It's not difficult to get into a rut with food. As we rush about in our busy lives, many times nutrition takes a backseat to more pressing concerns. The regrettable cost of this shortcut? Expanding waistlines, dulled thinking and floundering immune systems. Fortunately, it doesn't have to be this way. By including a few probiotic-rich foods in our daily routine, we can greatly improve mental and physical well-being — all without unpleasant fad diets.
Traditionally used around the globe, and cheered by modern health advocates, the art of fermentation and culturing is an easy, cost-effective method to maximize nutrition while increasing digestion and health. These foods, with their spectrum of beneficial bacteria, can be an absolute revelation for those with less than perfect physical and mental health….
A Clear Mind And Sound Health
Weight loss isn't the only advantage of increasing your intake of probiotics; they might actually make you smarter too. If you find yourself struggling with brain fog, depression or anxiety, the problem may lie in the gut. Through the use of antibiotics, consuming a diet high in sugary, processed food or living in a constant state of stress, the beneficial microbiome in our gut becomes imbalanced — which contributes to unclear thinking, sadness and excessive worry. But we can easily correct this issue by enjoying more foods like:
- unpasteurized sauerkraut and kimchi,
- beet kvass,
- traditional sourdough bread,
- Ethiopian injera,
- traditional buttermilk and
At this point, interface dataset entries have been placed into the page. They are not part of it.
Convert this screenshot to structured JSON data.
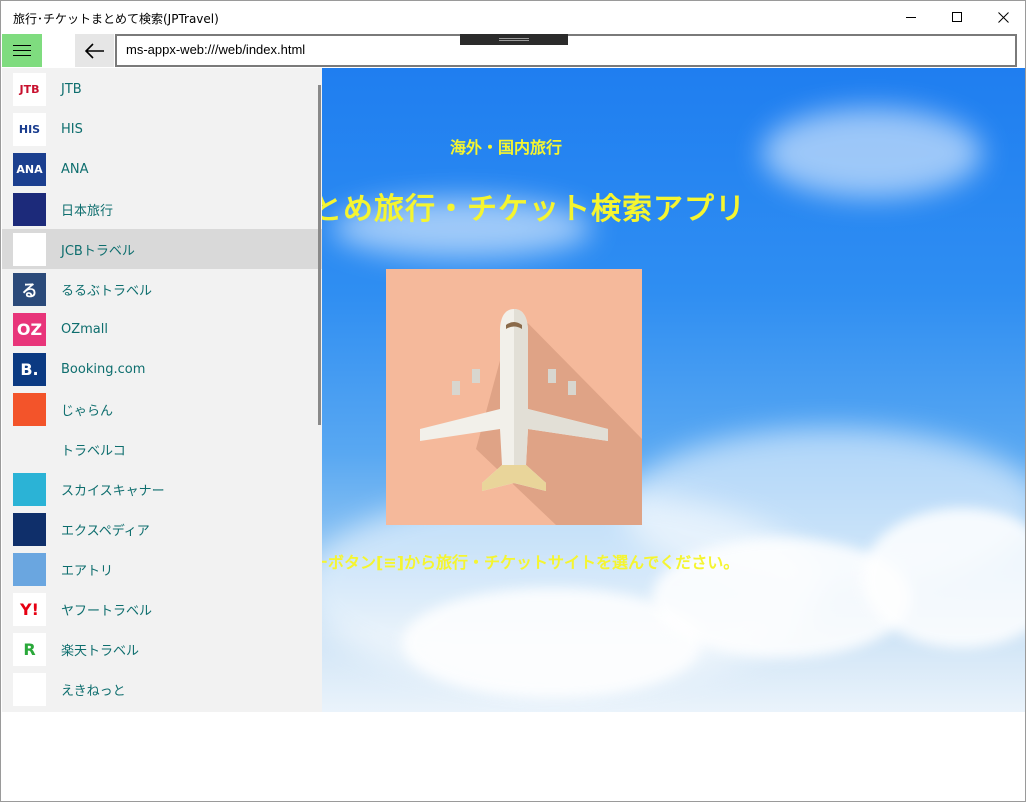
{
  "window": {
    "title": "旅行･チケットまとめて検索(JPTravel)"
  },
  "toolbar": {
    "url": "ms-appx-web:///web/index.html"
  },
  "page": {
    "subtitle": "海外・国内旅行",
    "title": "とめ旅行・チケット検索アプリ",
    "instruction": "ーボタン[≡]から旅行・チケットサイトを選んでください。"
  },
  "menu": {
    "items": [
      {
        "label": "JTB",
        "icon": "jtb-logo-icon",
        "icon_text": "JTB",
        "icon_bg": "#ffffff",
        "icon_fg": "#c8102e"
      },
      {
        "label": "HIS",
        "icon": "his-logo-icon",
        "icon_text": "HIS",
        "icon_bg": "#ffffff",
        "icon_fg": "#1a3d8f"
      },
      {
        "label": "ANA",
        "icon": "ana-logo-icon",
        "icon_text": "ANA",
        "icon_bg": "#1b3f8f",
        "icon_fg": "#ffffff"
      },
      {
        "label": "日本旅行",
        "icon": "nihon-ryoko-logo-icon",
        "icon_text": "",
        "icon_bg": "#1c2a7a",
        "icon_fg": "#ffffff"
      },
      {
        "label": "JCBトラベル",
        "icon": "jcb-travel-logo-icon",
        "icon_text": "",
        "icon_bg": "#ffffff",
        "icon_fg": "#333333"
      },
      {
        "label": "るるぶトラベル",
        "icon": "rurubu-logo-icon",
        "icon_text": "る",
        "icon_bg": "#2b4a7a",
        "icon_fg": "#ffffff"
      },
      {
        "label": "OZmall",
        "icon": "ozmall-logo-icon",
        "icon_text": "OZ",
        "icon_bg": "#e8357a",
        "icon_fg": "#ffffff"
      },
      {
        "label": "Booking.com",
        "icon": "booking-logo-icon",
        "icon_text": "B.",
        "icon_bg": "#0b3a82",
        "icon_fg": "#ffffff"
      },
      {
        "label": "じゃらん",
        "icon": "jalan-logo-icon",
        "icon_text": "",
        "icon_bg": "#f3542a",
        "icon_fg": "#ffffff"
      },
      {
        "label": "トラベルコ",
        "icon": "travelko-logo-icon",
        "icon_text": "",
        "icon_bg": "#f2f2f2",
        "icon_fg": "#e23b2a"
      },
      {
        "label": "スカイスキャナー",
        "icon": "skyscanner-logo-icon",
        "icon_text": "",
        "icon_bg": "#2bb3d6",
        "icon_fg": "#ffffff"
      },
      {
        "label": "エクスペディア",
        "icon": "expedia-logo-icon",
        "icon_text": "",
        "icon_bg": "#0f2f6a",
        "icon_fg": "#f5c518"
      },
      {
        "label": "エアトリ",
        "icon": "airtrip-logo-icon",
        "icon_text": "",
        "icon_bg": "#6aa6e0",
        "icon_fg": "#1c2a4a"
      },
      {
        "label": "ヤフートラベル",
        "icon": "yahoo-travel-logo-icon",
        "icon_text": "Y!",
        "icon_bg": "#ffffff",
        "icon_fg": "#e60012"
      },
      {
        "label": "楽天トラベル",
        "icon": "rakuten-travel-logo-icon",
        "icon_text": "R",
        "icon_bg": "#ffffff",
        "icon_fg": "#2aa83a"
      },
      {
        "label": "えきねっと",
        "icon": "ekinet-logo-icon",
        "icon_text": "",
        "icon_bg": "#ffffff",
        "icon_fg": "#1b9a4a"
      }
    ],
    "selected_index": 4
  },
  "colors": {
    "hamburger_bg": "#7fdc7f",
    "heading_yellow": "#f5f530",
    "menu_text": "#0e6e6e",
    "sky_top": "#1f7ef0"
  }
}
As an added perk, probiotic-rich foods also give the immune system a nice leg-up. As noted in the journal Nutrition in Clinical Practice:
"Randomized, double-blind studies have provided evidence of the effectiveness of probiotics for preventing various diarrheal illnesses as well as allergic disorders. Evidence for their efficacy for use in the prevention and treatment of bacterial vaginosis and urinary tract infections is also mounting. In addition, probiotics may be useful for preventing respiratory infections, dental caries, necrotizing enterocolitis, and certain aspects of Inflammatory Bowel Disease."
If you would like to try your hand at fermenting and culturing, Nourished Kitchen offers a range of tutorials.